Publishers Weekly, 2008-09-29 In a bittersweet tale, Williams (The True Colors of Caitlynne Jackson) describes a friendship between two sixth-graders that is touching even though it follows a predictable course. When new girl Alane shows up at school, outsider Beauty McElwrath forgets her family motto: "Pretty is as pretty diz"--even though the class has been warned that Alane has progeria, "an affliction that makes her age faster," as the teacher puts it. Beauty is horrified to see that she looks "all wrinkled... like a dried-up apple." At first Beauty hopes that Alane might replace her as the class "freakoid," then realizes, lengthily, that "being mean to someone else would [not] make those kids like me." Ashamed, prodded by both her mother and her teacher (who happens to be dating her mother) to befriend Alane, Beauty decides to change her ways; her efforts are rewarded as she discovers Alane's adventurous, fun-loving side. The validity of Beauty's feelings compensates for sometimes cloying first-person narration ("A big ol' glob of sadness made tears come to my eyes"); the circumstances created by Alane's progeria, rare as it is, will be recognizable to readers as their own social conflicts writ large. Ages 8-12. (Oct.) (c) Copyright PWxyz, LLC. All rights reserved
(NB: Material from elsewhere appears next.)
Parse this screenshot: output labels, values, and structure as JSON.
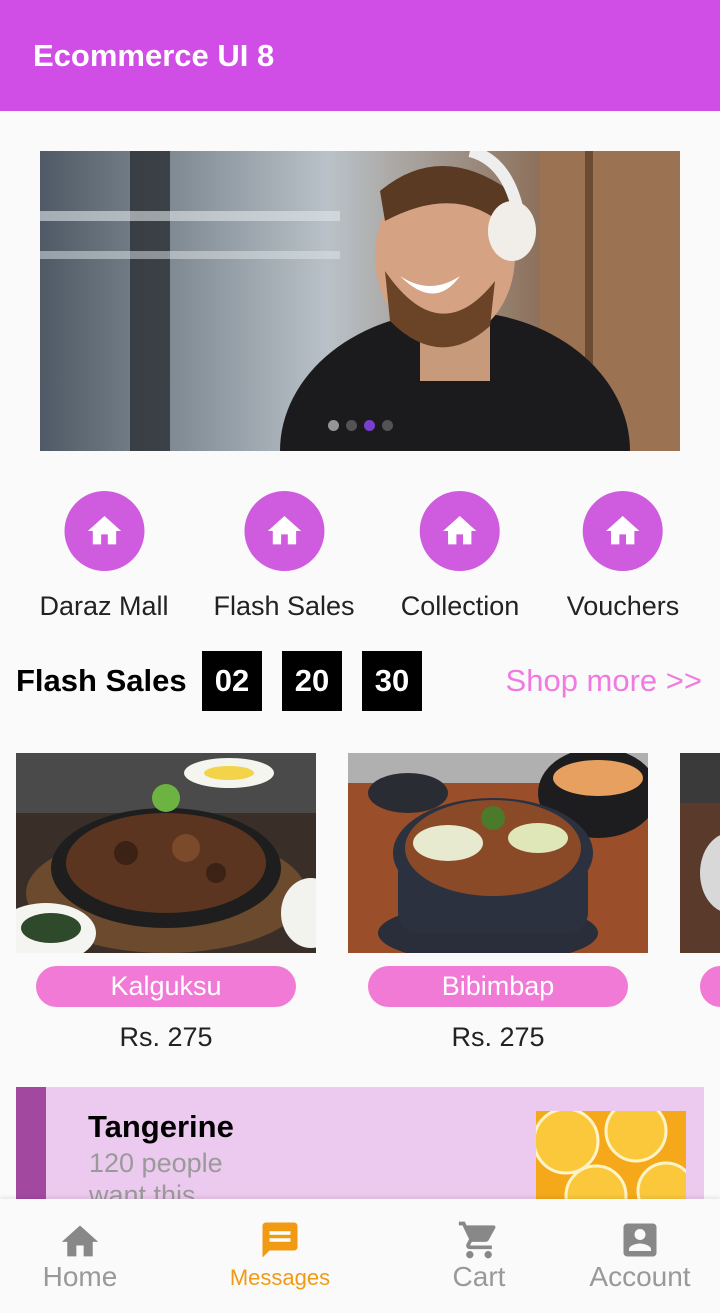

Copyright in bibliographic data and cover images is held by Nielsen Book Services Limited, Baker & Taylor, Inc., or by their respective licensors, or by the publishers, or by their respective licensors. For personal use only. All rights reserved. All rights in images of books or other publications are reserved by the original copyright holders.